--- START ---

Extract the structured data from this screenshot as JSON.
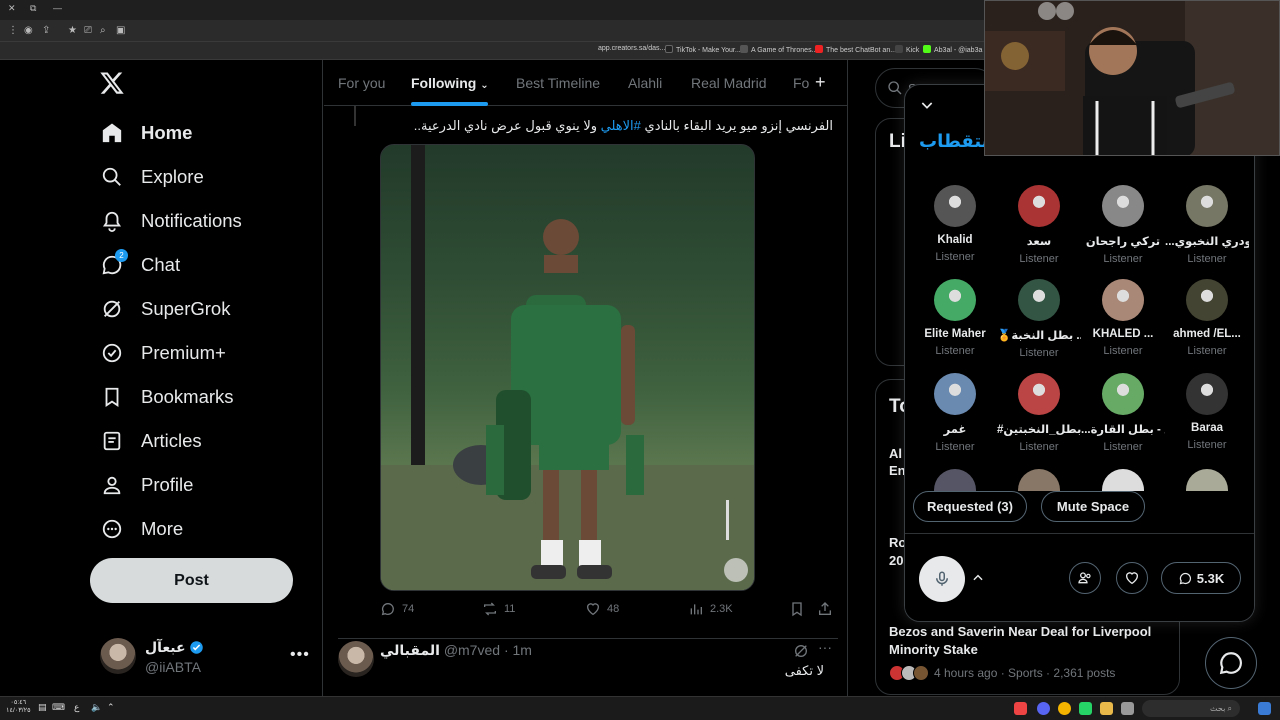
{
  "browser": {
    "bookmarks": [
      "app.creators.sa/das...",
      "TikTok - Make Your...",
      "A Game of Thrones...",
      "The best ChatBot an...",
      "Kick",
      "Ab3al - @iab3a"
    ]
  },
  "nav": {
    "items": [
      {
        "label": "Home",
        "icon": "home-icon",
        "active": true
      },
      {
        "label": "Explore",
        "icon": "search-icon"
      },
      {
        "label": "Notifications",
        "icon": "bell-icon"
      },
      {
        "label": "Chat",
        "icon": "chat-icon",
        "badge": "2"
      },
      {
        "label": "SuperGrok",
        "icon": "grok-icon"
      },
      {
        "label": "Premium+",
        "icon": "premium-icon"
      },
      {
        "label": "Bookmarks",
        "icon": "bookmark-icon"
      },
      {
        "label": "Articles",
        "icon": "article-icon"
      },
      {
        "label": "Profile",
        "icon": "person-icon"
      },
      {
        "label": "More",
        "icon": "more-circle-icon"
      }
    ],
    "post_label": "Post",
    "account": {
      "name": "عبعآل",
      "handle": "@iiABTA"
    }
  },
  "timeline": {
    "tabs": [
      "For you",
      "Following",
      "Best Timeline",
      "Alahli",
      "Real Madrid",
      "Fo"
    ],
    "active_tab": "Following",
    "tweet": {
      "text_before": "الفرنسي إنزو ميو يريد البقاء بالنادي ",
      "hashtag": "#الاهلي",
      "text_after": " ولا ينوي قبول عرض نادي الدرعية..",
      "replies": "74",
      "reposts": "11",
      "likes": "48",
      "views": "2.3K"
    },
    "tweet2": {
      "name": "المقبالي",
      "handle": "@m7ved",
      "time": "· 1m",
      "text": "لا تكفى"
    }
  },
  "sidebar": {
    "search_placeholder": "S",
    "card1_title": "Li",
    "card2_title": "To",
    "trend": {
      "title": "Bezos and Saverin Near Deal for Liverpool Minority Stake",
      "meta": "4 hours ago · Sports · 2,361 posts"
    },
    "partial": [
      "Al",
      "En",
      "Ro",
      "20"
    ]
  },
  "space": {
    "title": "استقطاب",
    "listeners": [
      {
        "name": "Khalid",
        "role": "Listener",
        "color": "#555"
      },
      {
        "name": "سعد",
        "role": "Listener",
        "color": "#a33"
      },
      {
        "name": "تركي راجحان",
        "role": "Listener",
        "color": "#888"
      },
      {
        "name": "...رودري النخبوي",
        "role": "Listener",
        "color": "#776"
      },
      {
        "name": "Elite Maher",
        "role": "Listener",
        "color": "#4a6"
      },
      {
        "name": "🏅بطل النخبة ...",
        "role": "Listener",
        "color": "#354"
      },
      {
        "name": "KHALED ...",
        "role": "Listener",
        "color": "#a87"
      },
      {
        "name": "ahmed /EL...",
        "role": "Listener",
        "color": "#443"
      },
      {
        "name": "غمر",
        "role": "Listener",
        "color": "#6a8ab0"
      },
      {
        "name": "#بطل_النخبتين ...",
        "role": "Listener",
        "color": "#b44"
      },
      {
        "name": "...ل - بطل القارة",
        "role": "Listener",
        "color": "#6a6"
      },
      {
        "name": "Baraa",
        "role": "Listener",
        "color": "#333"
      }
    ],
    "requested_label": "Requested (3)",
    "mute_label": "Mute Space",
    "comments_count": "5.3K"
  },
  "taskbar": {
    "time": "٠٥:٤٦",
    "date": "١٤/٠٣/٢٥",
    "lang": "ع",
    "search_placeholder": "بحث"
  }
}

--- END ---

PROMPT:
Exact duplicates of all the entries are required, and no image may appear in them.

YOUR RESPONSE:
Extract the structured data from this screenshot as JSON.
{
  "browser": {
    "bookmarks": [
      "app.creators.sa/das...",
      "TikTok - Make Your...",
      "A Game of Thrones...",
      "The best ChatBot an...",
      "Kick",
      "Ab3al - @iab3a"
    ]
  },
  "nav": {
    "items": [
      {
        "label": "Home",
        "icon": "home-icon",
        "active": true
      },
      {
        "label": "Explore",
        "icon": "search-icon"
      },
      {
        "label": "Notifications",
        "icon": "bell-icon"
      },
      {
        "label": "Chat",
        "icon": "chat-icon",
        "badge": "2"
      },
      {
        "label": "SuperGrok",
        "icon": "grok-icon"
      },
      {
        "label": "Premium+",
        "icon": "premium-icon"
      },
      {
        "label": "Bookmarks",
        "icon": "bookmark-icon"
      },
      {
        "label": "Articles",
        "icon": "article-icon"
      },
      {
        "label": "Profile",
        "icon": "person-icon"
      },
      {
        "label": "More",
        "icon": "more-circle-icon"
      }
    ],
    "post_label": "Post",
    "account": {
      "name": "عبعآل",
      "handle": "@iiABTA"
    }
  },
  "timeline": {
    "tabs": [
      "For you",
      "Following",
      "Best Timeline",
      "Alahli",
      "Real Madrid",
      "Fo"
    ],
    "active_tab": "Following",
    "tweet": {
      "text_before": "الفرنسي إنزو ميو يريد البقاء بالنادي ",
      "hashtag": "#الاهلي",
      "text_after": " ولا ينوي قبول عرض نادي الدرعية..",
      "replies": "74",
      "reposts": "11",
      "likes": "48",
      "views": "2.3K"
    },
    "tweet2": {
      "name": "المقبالي",
      "handle": "@m7ved",
      "time": "· 1m",
      "text": "لا تكفى"
    }
  },
  "sidebar": {
    "search_placeholder": "S",
    "card1_title": "Li",
    "card2_title": "To",
    "trend": {
      "title": "Bezos and Saverin Near Deal for Liverpool Minority Stake",
      "meta": "4 hours ago · Sports · 2,361 posts"
    },
    "partial": [
      "Al",
      "En",
      "Ro",
      "20"
    ]
  },
  "space": {
    "title": "استقطاب",
    "listeners": [
      {
        "name": "Khalid",
        "role": "Listener",
        "color": "#555"
      },
      {
        "name": "سعد",
        "role": "Listener",
        "color": "#a33"
      },
      {
        "name": "تركي راجحان",
        "role": "Listener",
        "color": "#888"
      },
      {
        "name": "...رودري النخبوي",
        "role": "Listener",
        "color": "#776"
      },
      {
        "name": "Elite Maher",
        "role": "Listener",
        "color": "#4a6"
      },
      {
        "name": "🏅بطل النخبة ...",
        "role": "Listener",
        "color": "#354"
      },
      {
        "name": "KHALED ...",
        "role": "Listener",
        "color": "#a87"
      },
      {
        "name": "ahmed /EL...",
        "role": "Listener",
        "color": "#443"
      },
      {
        "name": "غمر",
        "role": "Listener",
        "color": "#6a8ab0"
      },
      {
        "name": "#بطل_النخبتين ...",
        "role": "Listener",
        "color": "#b44"
      },
      {
        "name": "...ل - بطل القارة",
        "role": "Listener",
        "color": "#6a6"
      },
      {
        "name": "Baraa",
        "role": "Listener",
        "color": "#333"
      }
    ],
    "requested_label": "Requested (3)",
    "mute_label": "Mute Space",
    "comments_count": "5.3K"
  },
  "taskbar": {
    "time": "٠٥:٤٦",
    "date": "١٤/٠٣/٢٥",
    "lang": "ع",
    "search_placeholder": "بحث"
  }
}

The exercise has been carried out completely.